If Bar Open represents the Italian craft scene, and Bir E Fud is the pizza and beer spot, and Ma Che… is just a neighborhood bar that happens to sell a great range of beers, then Brasserie 4:20 is the one that casts its eye farther afield and looks for the best of the best on a global scale. Alex Liberati, the owner of Brasserie 4:20 and Revelation Cat brewery, explains his concept: “It’s always been about sourcing the hardest beers to find and presenting them in the best of conditions. I think the only reason why Brasserie 4:20 has evolved the way it has is my passion for beer and my constant traveling. It’s about variety and completeness.
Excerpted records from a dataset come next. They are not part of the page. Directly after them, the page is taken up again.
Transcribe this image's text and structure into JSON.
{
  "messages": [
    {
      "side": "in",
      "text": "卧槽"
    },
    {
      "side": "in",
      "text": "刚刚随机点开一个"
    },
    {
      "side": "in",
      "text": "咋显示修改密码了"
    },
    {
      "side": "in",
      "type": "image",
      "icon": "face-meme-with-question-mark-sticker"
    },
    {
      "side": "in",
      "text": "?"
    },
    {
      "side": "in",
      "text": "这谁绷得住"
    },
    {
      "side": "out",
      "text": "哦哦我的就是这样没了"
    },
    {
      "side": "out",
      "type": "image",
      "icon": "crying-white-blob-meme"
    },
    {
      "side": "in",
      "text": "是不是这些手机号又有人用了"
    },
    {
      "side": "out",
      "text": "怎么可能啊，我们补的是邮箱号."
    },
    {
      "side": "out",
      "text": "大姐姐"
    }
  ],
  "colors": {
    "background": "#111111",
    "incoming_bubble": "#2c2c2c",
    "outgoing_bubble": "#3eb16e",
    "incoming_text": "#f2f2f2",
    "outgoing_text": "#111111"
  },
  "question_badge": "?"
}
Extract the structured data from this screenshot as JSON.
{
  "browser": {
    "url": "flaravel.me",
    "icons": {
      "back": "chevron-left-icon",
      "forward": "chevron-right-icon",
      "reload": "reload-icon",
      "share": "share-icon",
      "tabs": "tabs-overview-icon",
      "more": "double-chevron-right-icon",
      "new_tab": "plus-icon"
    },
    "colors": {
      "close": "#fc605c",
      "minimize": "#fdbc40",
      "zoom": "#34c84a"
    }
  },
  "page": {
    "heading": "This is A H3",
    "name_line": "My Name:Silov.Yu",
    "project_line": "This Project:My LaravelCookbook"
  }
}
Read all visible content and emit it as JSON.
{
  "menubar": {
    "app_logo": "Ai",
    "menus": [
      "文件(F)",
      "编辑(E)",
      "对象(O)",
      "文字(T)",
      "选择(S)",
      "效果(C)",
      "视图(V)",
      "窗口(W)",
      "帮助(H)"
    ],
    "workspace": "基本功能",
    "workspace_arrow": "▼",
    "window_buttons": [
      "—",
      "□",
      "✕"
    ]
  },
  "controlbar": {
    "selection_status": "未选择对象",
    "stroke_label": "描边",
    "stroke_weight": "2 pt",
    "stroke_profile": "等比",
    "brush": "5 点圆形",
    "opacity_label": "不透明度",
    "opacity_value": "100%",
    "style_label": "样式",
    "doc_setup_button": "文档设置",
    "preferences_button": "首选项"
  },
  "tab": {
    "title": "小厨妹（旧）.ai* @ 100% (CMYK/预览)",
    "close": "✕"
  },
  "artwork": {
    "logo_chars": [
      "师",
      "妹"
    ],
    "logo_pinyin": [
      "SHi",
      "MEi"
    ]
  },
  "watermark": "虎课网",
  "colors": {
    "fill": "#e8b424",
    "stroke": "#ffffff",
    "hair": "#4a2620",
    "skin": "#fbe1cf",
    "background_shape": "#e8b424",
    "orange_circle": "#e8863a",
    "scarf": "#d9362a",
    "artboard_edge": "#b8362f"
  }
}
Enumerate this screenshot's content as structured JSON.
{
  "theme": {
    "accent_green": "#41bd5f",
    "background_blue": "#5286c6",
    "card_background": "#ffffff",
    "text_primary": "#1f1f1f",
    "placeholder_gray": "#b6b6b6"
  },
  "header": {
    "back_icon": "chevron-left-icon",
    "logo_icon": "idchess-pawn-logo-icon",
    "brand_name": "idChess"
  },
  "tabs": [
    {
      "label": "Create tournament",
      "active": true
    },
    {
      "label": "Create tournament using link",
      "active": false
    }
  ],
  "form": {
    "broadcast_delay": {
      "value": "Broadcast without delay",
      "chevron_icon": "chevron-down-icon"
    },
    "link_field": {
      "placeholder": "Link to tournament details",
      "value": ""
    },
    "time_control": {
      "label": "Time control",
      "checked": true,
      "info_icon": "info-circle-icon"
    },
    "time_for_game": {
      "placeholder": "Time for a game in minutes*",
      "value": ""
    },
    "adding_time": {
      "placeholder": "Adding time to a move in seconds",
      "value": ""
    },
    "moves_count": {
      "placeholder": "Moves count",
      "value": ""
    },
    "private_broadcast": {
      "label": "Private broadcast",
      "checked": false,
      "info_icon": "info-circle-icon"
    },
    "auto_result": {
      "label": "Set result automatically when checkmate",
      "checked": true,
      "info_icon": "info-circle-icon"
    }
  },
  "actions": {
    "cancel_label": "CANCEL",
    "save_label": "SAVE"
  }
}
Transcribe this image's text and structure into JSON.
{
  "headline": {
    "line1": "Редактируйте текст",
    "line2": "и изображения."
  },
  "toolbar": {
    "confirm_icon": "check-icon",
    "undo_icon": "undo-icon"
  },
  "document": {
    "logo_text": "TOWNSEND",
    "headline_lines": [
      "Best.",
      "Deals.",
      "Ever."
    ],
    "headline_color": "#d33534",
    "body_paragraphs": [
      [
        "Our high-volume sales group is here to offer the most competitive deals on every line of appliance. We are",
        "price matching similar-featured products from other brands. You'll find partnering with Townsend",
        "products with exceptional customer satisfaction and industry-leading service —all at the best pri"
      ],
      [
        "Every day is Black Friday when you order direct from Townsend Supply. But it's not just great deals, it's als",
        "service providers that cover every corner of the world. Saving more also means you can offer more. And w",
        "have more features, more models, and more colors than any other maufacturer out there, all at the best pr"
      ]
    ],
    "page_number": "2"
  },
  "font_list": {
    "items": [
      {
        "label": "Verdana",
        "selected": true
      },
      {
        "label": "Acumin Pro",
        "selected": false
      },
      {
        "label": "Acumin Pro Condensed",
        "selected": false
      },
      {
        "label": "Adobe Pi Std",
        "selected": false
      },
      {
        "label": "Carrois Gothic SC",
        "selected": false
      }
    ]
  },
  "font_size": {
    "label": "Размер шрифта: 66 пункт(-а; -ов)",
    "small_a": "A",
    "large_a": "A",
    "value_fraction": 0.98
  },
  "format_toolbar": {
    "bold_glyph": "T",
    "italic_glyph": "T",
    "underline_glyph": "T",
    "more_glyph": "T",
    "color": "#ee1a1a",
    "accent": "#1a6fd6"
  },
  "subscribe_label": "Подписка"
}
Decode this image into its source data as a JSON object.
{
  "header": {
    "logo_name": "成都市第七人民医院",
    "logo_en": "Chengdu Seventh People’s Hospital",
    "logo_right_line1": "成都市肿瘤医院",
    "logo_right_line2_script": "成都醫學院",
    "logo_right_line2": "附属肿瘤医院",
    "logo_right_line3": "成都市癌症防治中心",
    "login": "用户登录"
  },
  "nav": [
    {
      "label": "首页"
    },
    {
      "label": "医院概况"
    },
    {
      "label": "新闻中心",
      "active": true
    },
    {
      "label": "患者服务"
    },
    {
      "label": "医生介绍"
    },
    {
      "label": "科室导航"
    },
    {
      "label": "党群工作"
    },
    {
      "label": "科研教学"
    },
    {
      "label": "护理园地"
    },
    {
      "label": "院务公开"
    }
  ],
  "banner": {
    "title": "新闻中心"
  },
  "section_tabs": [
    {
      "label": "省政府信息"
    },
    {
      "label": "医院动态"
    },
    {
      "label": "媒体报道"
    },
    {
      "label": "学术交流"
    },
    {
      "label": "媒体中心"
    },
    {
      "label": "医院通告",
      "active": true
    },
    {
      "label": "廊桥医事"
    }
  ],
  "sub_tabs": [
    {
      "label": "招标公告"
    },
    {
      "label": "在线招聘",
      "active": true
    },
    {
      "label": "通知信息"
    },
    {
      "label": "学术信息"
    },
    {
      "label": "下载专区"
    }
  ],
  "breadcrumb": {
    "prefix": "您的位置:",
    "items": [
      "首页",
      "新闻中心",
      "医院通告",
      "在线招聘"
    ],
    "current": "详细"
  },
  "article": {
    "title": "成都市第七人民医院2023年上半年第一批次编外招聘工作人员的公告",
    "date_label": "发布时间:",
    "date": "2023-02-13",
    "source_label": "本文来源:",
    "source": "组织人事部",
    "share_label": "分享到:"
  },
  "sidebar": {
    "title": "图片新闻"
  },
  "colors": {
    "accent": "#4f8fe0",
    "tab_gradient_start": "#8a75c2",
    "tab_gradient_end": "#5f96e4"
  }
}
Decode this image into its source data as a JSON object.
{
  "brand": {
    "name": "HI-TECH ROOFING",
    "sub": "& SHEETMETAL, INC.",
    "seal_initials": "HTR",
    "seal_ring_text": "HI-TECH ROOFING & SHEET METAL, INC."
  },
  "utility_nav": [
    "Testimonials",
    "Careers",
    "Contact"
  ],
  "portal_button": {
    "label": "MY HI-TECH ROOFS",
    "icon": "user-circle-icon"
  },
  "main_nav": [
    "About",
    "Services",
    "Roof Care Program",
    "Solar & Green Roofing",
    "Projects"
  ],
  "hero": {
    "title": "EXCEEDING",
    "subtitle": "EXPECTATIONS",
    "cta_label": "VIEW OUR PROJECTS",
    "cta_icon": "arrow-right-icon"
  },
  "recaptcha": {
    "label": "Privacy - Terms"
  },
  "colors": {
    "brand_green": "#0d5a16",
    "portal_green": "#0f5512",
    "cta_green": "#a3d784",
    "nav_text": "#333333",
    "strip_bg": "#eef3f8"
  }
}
I understand that maybe a foreigner has more interest to try Italian beers, but I see Brasserie 4:20 more inserted in a ‘citizen of the world’ context.” Citizen of the world indeed, as the mix of Italian, American and European beers shows (Pizza Port, Thornbridge, Dark Star).

For a day of beer trekking outside the capital, head northeast an hour from Rome to Birra del Borgo, where you’ll find their new brewery a little way outside of the sleepy cobbled village of Borgorose. The small original brewery is in the village itself, looking out over fields and foothills. The old brewery is still used for test brews and limited volume one-offs. At the moment, the brewery is happy to show people around, but visits are strictly by prior arrangement only, so contact the brewery in advance through its Web site. Di Vincenzo hopes to open a bar in the tiny village, an impressively humble ambition for someone whose beers are about to be world famous.

There’s no escaping the fact that the beer scene in Italy is still emergent, concentrated in a few locations and still in the hands of a relatively small number of key players. But if the tenfold increase in the number of craft breweries in the last five years is indicative of things to come, with the rise in craft breweries and brewpub culture, Italy may yet become the European equivalent of California.



Planning a trip to Italy? Make sure you check out these beer landmarks:


Le Baladin (

Birrificio Grado Plato 


Torrechiara (

Birrificio del Ducato 


Revelation Cat (

Birra del Borgo 




Northern Italy

Casa Baladin: Piazza V Luglio 15, Piozzo (

Birrificio Torino: via Parma 30, Turin (

Birrificio Italiano: via Castello 51, Lurago Marinone


Birrificio Lambrate: via Adelchi 5, Milan (

BICU: Porto Antico, Magazzini del Cotone, Genoa; plus other locations (

Birra Busalla: Localita’ Birra 3, Busalla (



Bar Open Baladin: via Degli Spiecchi 5, Campo de’ Fiori, Rome (

Bir E Fud: via Benedetta 23, Trastevere, Rome 


Ma Che Siete Venuti A Fa’: via Benedetta 25, Trastevere, Rome (

Brasserie 4:20: 82, via Portense, Trastevere, Rome



The key text for information about the beer, brewing and brewpub scene in Italy is the final chapter of “EurHop!” which is compiled by Lorenzo Dabove (a.k.a. Kuaska). At the time of this writing, it is available in Italian only, but translating the relevant parts of it will sharpen up your beer-related Italian.


Pat Mulloy's picture
I spent a few years living in an Italian neighborhood in Toronto and fell in love with the energy, enthusiasm and the food and the great respect and joy they paid to the meal and its accompaniments. It is exciting to see that passion applied to beer and this article gives you an pleasant and informative introduction to the new Italian craft beer. I am especially excited to read about Eataly in New York City and it gives me another reason to make the pilgrimage east.